Flexible festivities. We ended up reworking Christmas dinner a bit. Since the birthday child customarily chooses what the family has for dinner, our Christmas meals would consist of: turkey, stuffing, mashed potatoes, sweet potatoes, pumpkin pie with whipped cream… pizza, apple slices, raw carrot sticks and birthday cake. Needless to say, not working! Now, we have our Christmas dinner on Christmas Eve before attending the Christmas Eve service at our church. We keep the focus completely on Jesus until late Christmas morning. Then, we transition into birthday party mode for our December girl.
Applying these principals has been a great success with our daughter. We still keep our Jesus focus, yet also manage to generate a sense of birthday excitement as well.
Have a blessed Christmas everyone! And a big ol’ happy birthday to all the rest of you December birthday kids out there.
We’ve just returned from our annual holiday trek to the German town of Frankenmuth, Michigan. It’s a Christmas tradition we started when the kids were, well, babies really. We usually make the trip in the fall when the kids have one of those random “why are they off from school again?” days. They had one of those on Monday, so we hit the road early that morning.
Frankenmuth, Michigan is most famous for its Christmas store, Bronner's. The store is open all year and sells anything and everything Christmas. It’s a magical, sparkling fairyland to walk through, and we literally spend hours looking at everything each year.
Our tradition includes the opportunity for each child (& parent!) to select one and only one ornament to purchase for their very own. By the time our children are adults, they will each have at least 18 ornaments with which to decorate their own Christmas trees.
We were inspired to start the tradition when my husband and I were first married. We were about to celebrate our first Christmas together as a married couple, and we realized we didn’t own a single Christmas ornament between us. My in-laws were kind enough to share their abundant assortment. But if they hadn’t, we literally would have had nothing with which to decorate our first Christmas tree except some popcorn string.

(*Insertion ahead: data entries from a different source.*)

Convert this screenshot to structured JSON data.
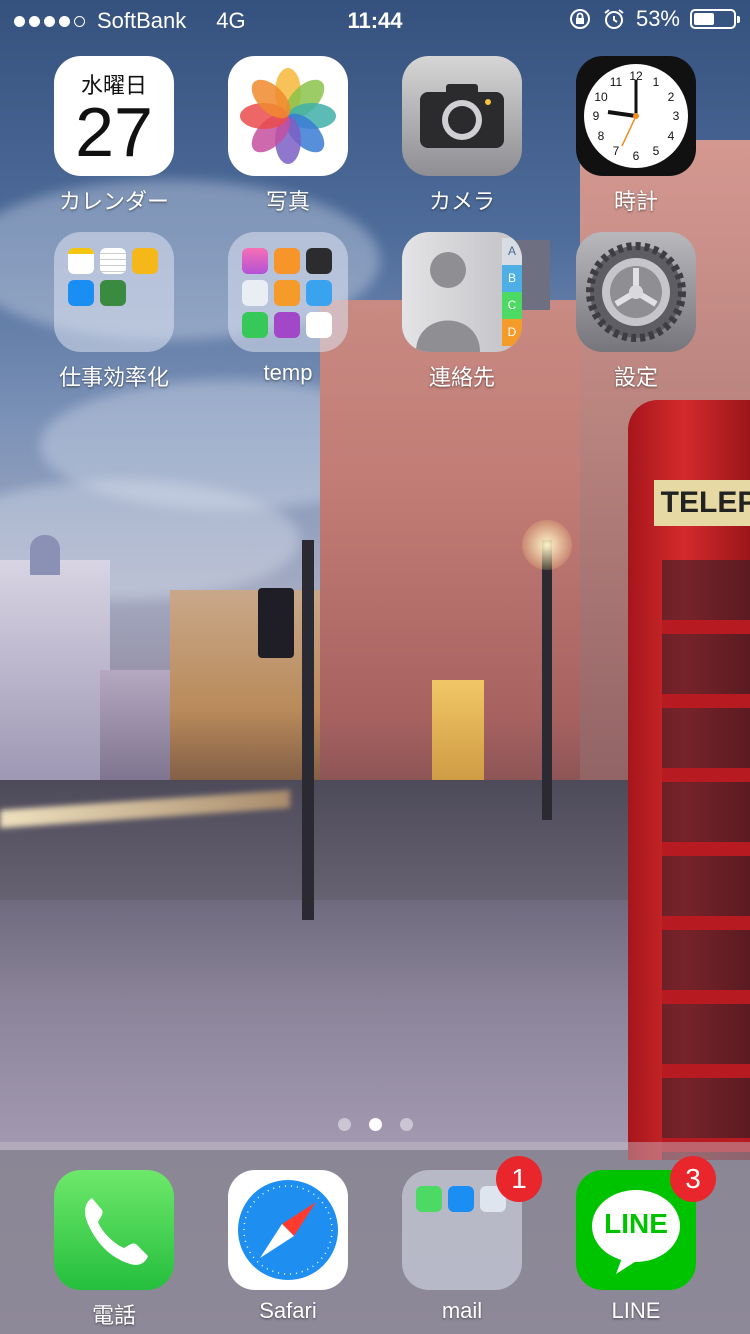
{
  "status_bar": {
    "carrier": "SoftBank",
    "network": "4G",
    "time": "11:44",
    "battery_percent": "53%",
    "battery_level": 0.53,
    "signal_bars": 4,
    "signal_total": 5,
    "icons": [
      "orientation-lock-icon",
      "alarm-icon"
    ]
  },
  "calendar": {
    "weekday": "水曜日",
    "day": "27"
  },
  "home_apps": [
    {
      "label": "カレンダー",
      "icon": "calendar-icon"
    },
    {
      "label": "写真",
      "icon": "photos-icon"
    },
    {
      "label": "カメラ",
      "icon": "camera-icon"
    },
    {
      "label": "時計",
      "icon": "clock-icon"
    },
    {
      "label": "仕事効率化",
      "icon": "folder-icon"
    },
    {
      "label": "temp",
      "icon": "folder-icon"
    },
    {
      "label": "連絡先",
      "icon": "contacts-icon"
    },
    {
      "label": "設定",
      "icon": "settings-icon"
    }
  ],
  "contacts_tabs": [
    "A",
    "B",
    "C",
    "D"
  ],
  "clock_numbers": [
    "12",
    "1",
    "2",
    "3",
    "4",
    "5",
    "6",
    "7",
    "8",
    "9",
    "10",
    "11"
  ],
  "phone_booth_sign": "TELEP",
  "page_indicator": {
    "count": 3,
    "active": 2
  },
  "dock": [
    {
      "label": "電話",
      "icon": "phone-icon",
      "badge": ""
    },
    {
      "label": "Safari",
      "icon": "safari-icon",
      "badge": ""
    },
    {
      "label": "mail",
      "icon": "folder-icon",
      "badge": "1"
    },
    {
      "label": "LINE",
      "icon": "line-icon",
      "badge": "3",
      "icon_text": "LINE"
    }
  ],
  "colors": {
    "badge": "#e8262b",
    "phone_green": "#4cd964",
    "line_green": "#00c300",
    "safari_blue": "#1e8ff0"
  }
}
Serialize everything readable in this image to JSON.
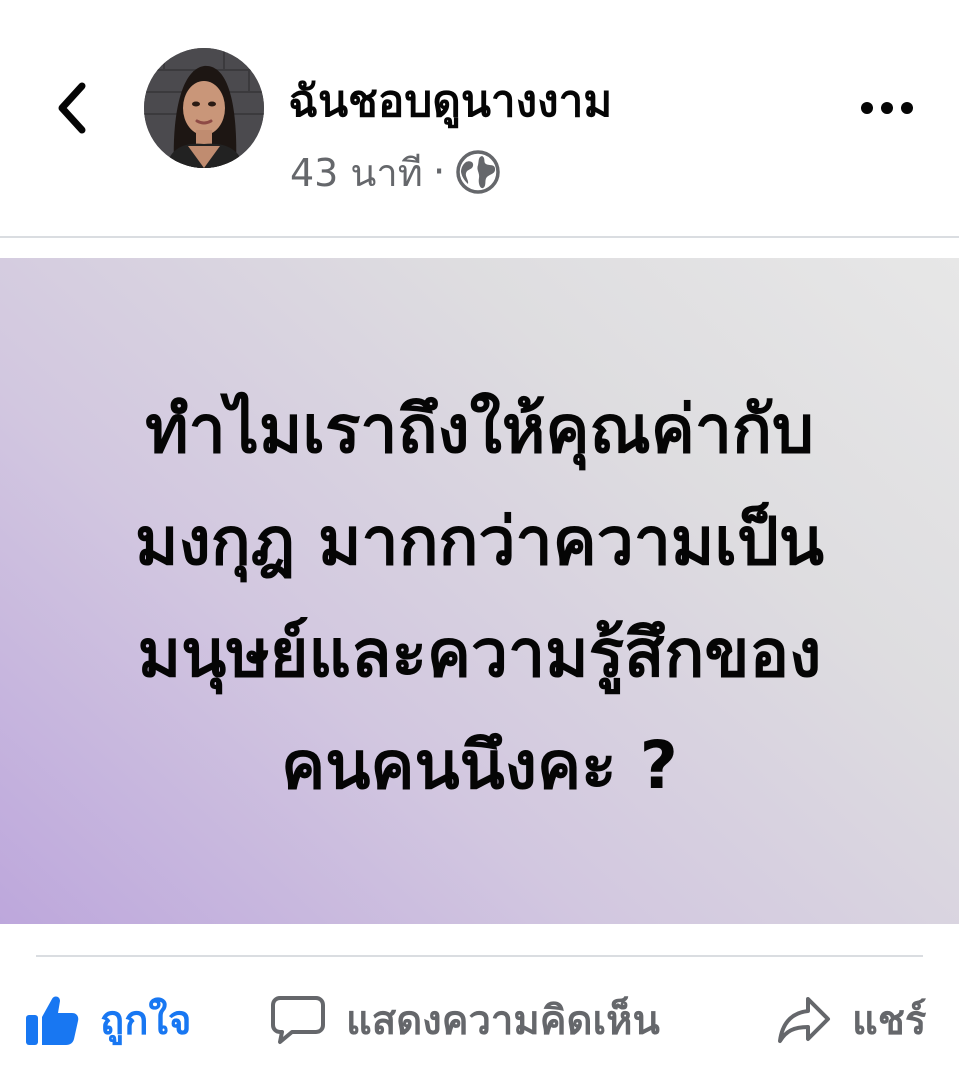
{
  "header": {
    "author_name": "ฉันชอบดูนางงาม",
    "time": "43 นาที",
    "separator": "·",
    "privacy_icon": "globe-icon",
    "back_icon": "chevron-left-icon",
    "more_icon": "more-horizontal-icon"
  },
  "post": {
    "lines": [
      "ทำไมเราถึงให้คุณค่ากับ",
      "มงกุฎ มากกว่าความเป็น",
      "มนุษย์และความรู้สึกของ",
      "คนคนนึงคะ ?"
    ],
    "background_colors": [
      "#e7e7e7",
      "#bda7dc"
    ]
  },
  "actions": {
    "like_label": "ถูกใจ",
    "comment_label": "แสดงความคิดเห็น",
    "share_label": "แชร์",
    "like_color": "#1877f2",
    "muted_color": "#65676b"
  }
}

I clearly recall our first family trip to Frankenmuth, and the very first ornament our daughter ever selected. It was (is) this hideous mouse lady dressed in a pink fluffy dress, Santa hat, and high heels. We all look at it now and laugh as we remember how her father and I tried so hard to talk her out of it, but she was not to be dissuaded. (A sign of that strong will which continues to flex its muscles today!)
When we started the tradition, we didn’t realize how the collection of ornaments for each child would ultimately be such a reflection of them. A chronicle of their transitioning interests as they’ve grown. Our daughter has moved from ballerina slipper ornaments to soccer cleats to colorful artistic fusions of blown glass. And our son’s choices have covered every sport he’s ever played, to airplanes, motorcycles, and cars he dreams of owning in the future.
We have other traditions to celebrate the holidays. But I love starting out the Christmas season with this one. And I love knowing that by the time our children are ready to leave home, they will each have a beautiful, meaningful array of ornaments with which to decorate their very own first Christmas trees.